The servant replied, that he knew “nothing about that”—that he was “simply traveling with his young master to take care of him—he being in a very delicate state of health, so much so, that fears were entertained that he might not be able to hold out to reach Philadelphia, where he was hastening for medical treatment,” and ended his reply by saying, “my master can’t be detained.” Without further parley, the ticket master very obligingly waived the old “rule,” and furnished the requisite tickets. The mountain being thus removed, the young planter and his faithful servant were safely in the cars for the city of Brotherly Love.
Scarcely had they arrived on free soil when the rheumatism departed—the right arm was unslung—the toothache was gone—the beardless face was unmuffled—the deaf heard and spoke—the blind saw—and the lame leaped as an hart, and in the presence of a few astonished friends of the slave, the facts of this unparalleled Underground Rail Road feat were fully established by the most unquestionable evidence.
The constant strain and pressure on Ellen’s nerves, however, had tried her severely, so much so, that for days afterwards, she was physically very much prostrated, although joy and gladness beamed from her eyes, which bespoke inexpressible delight within.
Never can the writer forget the impression made by their arrival. Even now, after a lapse of nearly a quarter of a century, it is easy to picture them in a private room, surrounded by a few friends—Ellen in her fine suit of black, with her cloak and high-heeled boots, looking, in every respect, like a young gentleman; in an hour after having dropped her male attire, and assumed the habiliments of her sex the feminine only was visible in every line and feature of her structure.

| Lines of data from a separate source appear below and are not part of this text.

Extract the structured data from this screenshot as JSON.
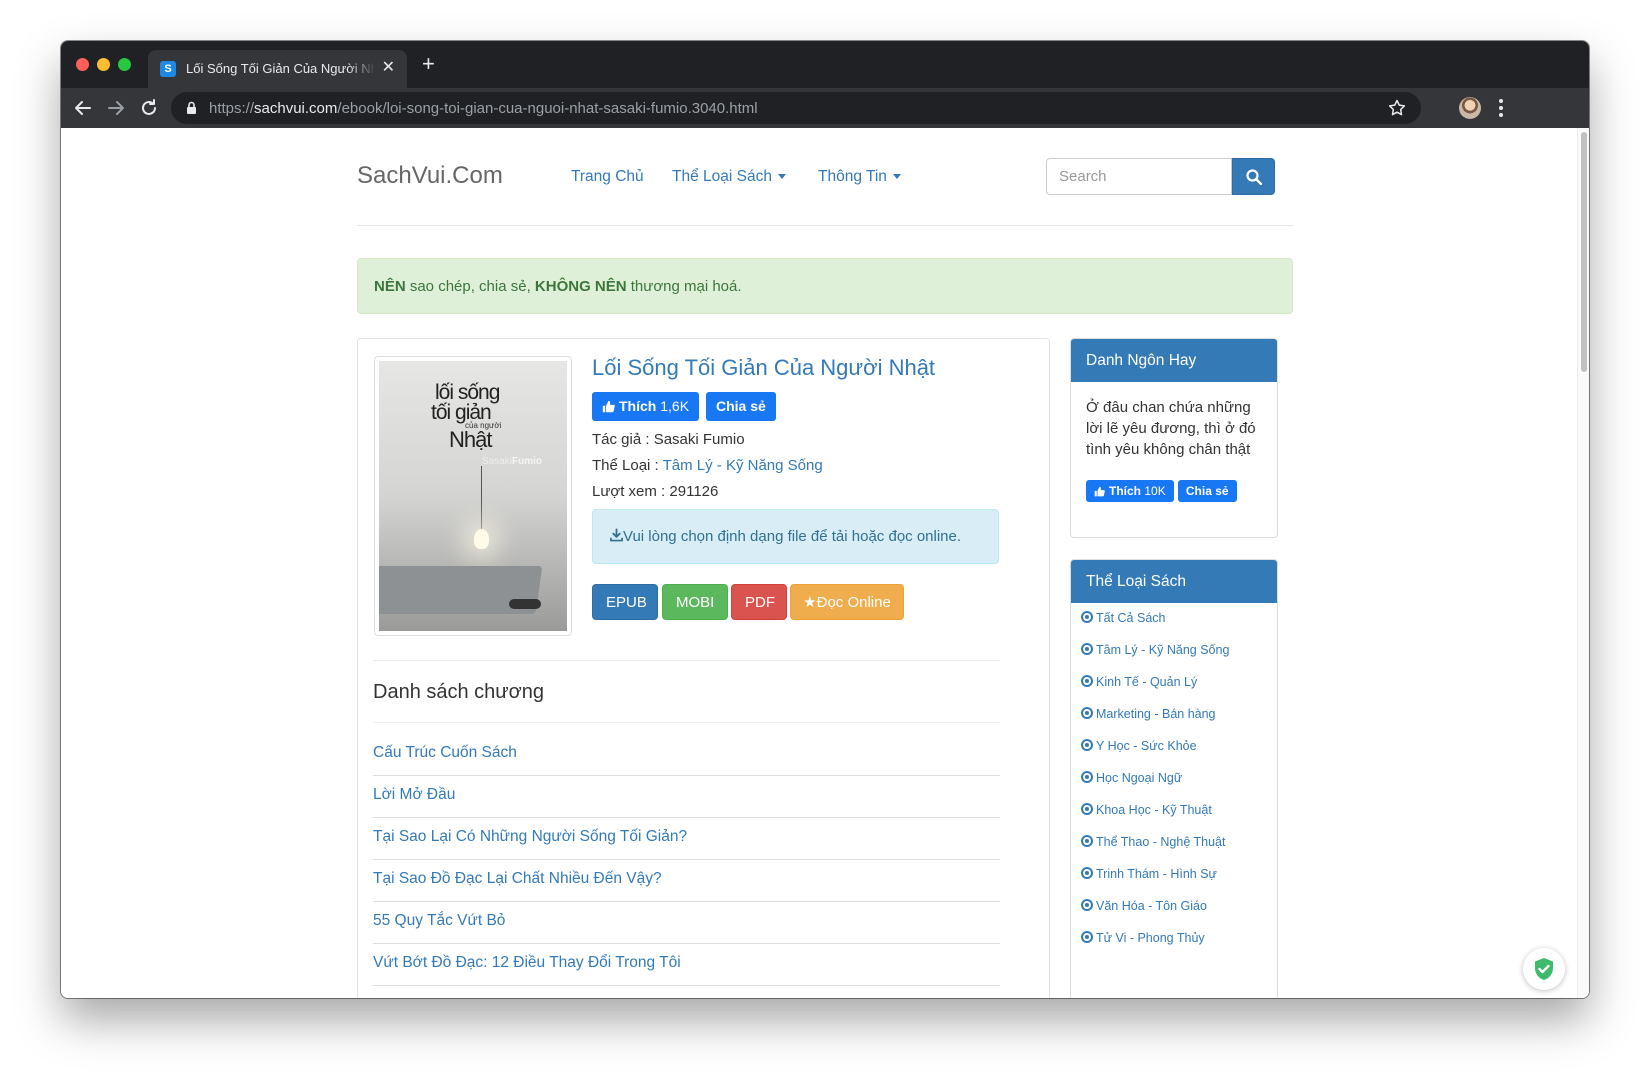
{
  "browser": {
    "tab_title": "Lối Sống Tối Giản Của Người Nhật - Sasaki Fumio",
    "tab_favicon": "S",
    "url_scheme": "https://",
    "url_host": "sachvui.com",
    "url_path": "/ebook/loi-song-toi-gian-cua-nguoi-nhat-sasaki-fumio.3040.html"
  },
  "nav": {
    "brand": "SachVui.Com",
    "items": [
      "Trang Chủ",
      "Thể Loại Sách",
      "Thông Tin"
    ],
    "search_placeholder": "Search"
  },
  "notice": {
    "strong1": "NÊN",
    "text1": " sao chép, chia sẻ, ",
    "strong2": "KHÔNG NÊN",
    "text2": " thương mại hoá."
  },
  "book": {
    "title": "Lối Sống Tối Giản Của Người Nhật",
    "like_label": "Thích",
    "like_count": "1,6K",
    "share_label": "Chia sẻ",
    "author_label": "Tác giả : ",
    "author": "Sasaki Fumio",
    "category_label": "Thể Loại : ",
    "category": "Tâm Lý - Kỹ Năng Sống",
    "views_label": "Lượt xem : ",
    "views": "291126",
    "download_hint": "Vui lòng chọn định dạng file để tải hoặc đọc online.",
    "cover": {
      "line1": "lối sống",
      "line2": "tối giản",
      "line3": "của người",
      "line4": "Nhật",
      "author_first": "Sasaki",
      "author_last": "Fumio"
    }
  },
  "formats": {
    "epub": "EPUB",
    "mobi": "MOBI",
    "pdf": "PDF",
    "online": "★Đọc Online"
  },
  "chapters": {
    "heading": "Danh sách chương",
    "items": [
      "Cấu Trúc Cuốn Sách",
      "Lời Mở Đầu",
      "Tại Sao Lại Có Những Người Sống Tối Giản?",
      "Tại Sao Đồ Đạc Lại Chất Nhiều Đến Vậy?",
      "55 Quy Tắc Vứt Bỏ",
      "Vứt Bớt Đồ Đạc: 12 Điều Thay Đổi Trong Tôi"
    ]
  },
  "quote_panel": {
    "heading": "Danh Ngôn Hay",
    "text": "Ở đâu chan chứa những lời lẽ yêu đương, thì ở đó tình yêu không chân thật",
    "like_label": "Thích",
    "like_count": "10K",
    "share_label": "Chia sẻ"
  },
  "category_panel": {
    "heading": "Thể Loại Sách",
    "items": [
      "Tất Cả Sách",
      "Tâm Lý - Kỹ Năng Sống",
      "Kinh Tế - Quản Lý",
      "Marketing - Bán hàng",
      "Y Học - Sức Khỏe",
      "Học Ngoại Ngữ",
      "Khoa Học - Kỹ Thuật",
      "Thể Thao - Nghệ Thuật",
      "Trinh Thám - Hình Sự",
      "Văn Hóa - Tôn Giáo",
      "Tử Vi - Phong Thủy"
    ]
  },
  "colors": {
    "primary": "#337ab7",
    "success": "#5cb85c",
    "danger": "#d9534f",
    "warning": "#f0ad4e",
    "facebook": "#1877f2"
  }
}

Her husband, William, was thoroughly colored, but was a man of marked natural abilities, of good manners, and full of pluck, and possessed of perceptive faculties very large.